I tasted the beer, both on draught and in bottle. It was not at all nice, and had a pronounced old, harsh flavour, and devoid of character in every way. This I put down to the conditions of storage, which were undoubtedly wrong, and which they could easily have altered, having the necessary cooling plant for that purpose.

One of the principals of this firm admitted that they were not quite sure that their beer was meeting with the demand that they would like it to, and were seriously thinking of installing the Wittemann process, thereby saving time and doing away with the long storage, and further brewing a lighter beer."
Journal of the Institute of Brewing, Volume 13, Issue 4, July-August 1907, page 362.

It sounds very much like the 19th-century British method of producing Stock Ales: a long warm maturation and heavy dry hopping. Except that it was chilled, filtered and carbonated at the end of the process rather than cask conditioned.  I don't see why storage at natural cellar temperature would harm the beer. I'd lay the blame on what happened after that.

Next time we'll be looking at the Wittemann process in detail.

1 comment:

Gary Gillman said...

I might add the detail, drawn from another article in the same journal, that stainless and aluminum tanks were enamelled, and sometimes glass-lined, because welding techniques were not advanced enough to ensure a smooth surface that would resist pitting and the potential for bacterial contamination (due to inability to clean the vessels completely). Finally this problem was solved.

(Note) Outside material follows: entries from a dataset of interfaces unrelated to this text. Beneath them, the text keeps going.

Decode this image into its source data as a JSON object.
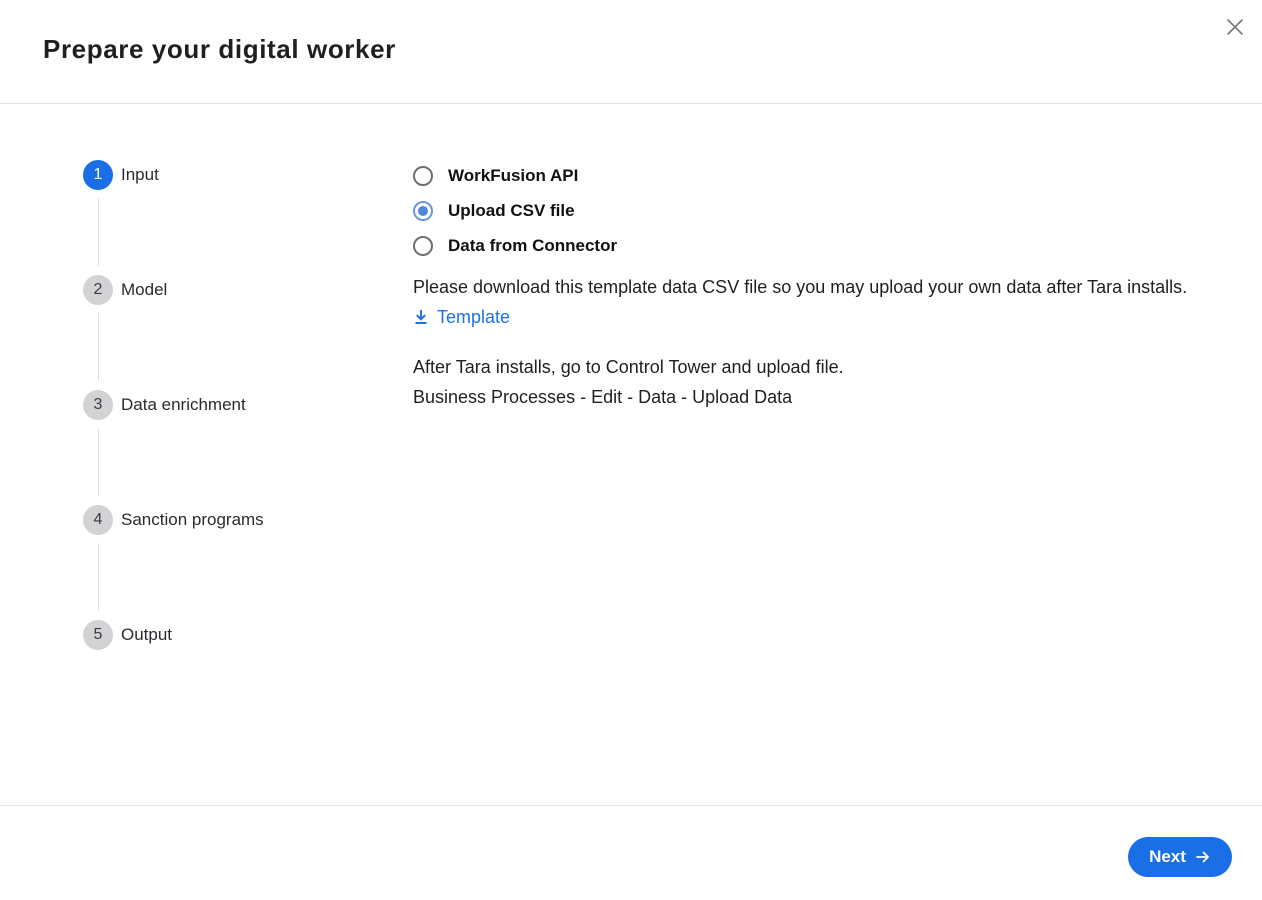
{
  "dialog": {
    "title": "Prepare your digital worker",
    "close_icon": "close-icon"
  },
  "stepper": {
    "steps": [
      {
        "number": "1",
        "label": "Input",
        "active": true
      },
      {
        "number": "2",
        "label": "Model",
        "active": false
      },
      {
        "number": "3",
        "label": "Data enrichment",
        "active": false
      },
      {
        "number": "4",
        "label": "Sanction programs",
        "active": false
      },
      {
        "number": "5",
        "label": "Output",
        "active": false
      }
    ]
  },
  "input_options": {
    "options": [
      {
        "label": "WorkFusion API",
        "selected": false
      },
      {
        "label": "Upload CSV file",
        "selected": true
      },
      {
        "label": "Data from Connector",
        "selected": false
      }
    ]
  },
  "content": {
    "description": "Please download this template data CSV file so you may upload your own data after Tara installs.",
    "template_link": "Template",
    "template_icon": "download-icon",
    "info_line1": "After Tara installs, go to Control Tower and upload file.",
    "info_line2": "Business Processes - Edit - Data - Upload Data"
  },
  "footer": {
    "next_label": "Next",
    "next_icon": "arrow-right-icon"
  },
  "colors": {
    "primary": "#1a6ee6",
    "link": "#1f72e0",
    "step_inactive": "#d3d3d6"
  }
}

I am not sure what "old" meant, possibly a taste of autolysis, the yeast dying and collapsing on itself.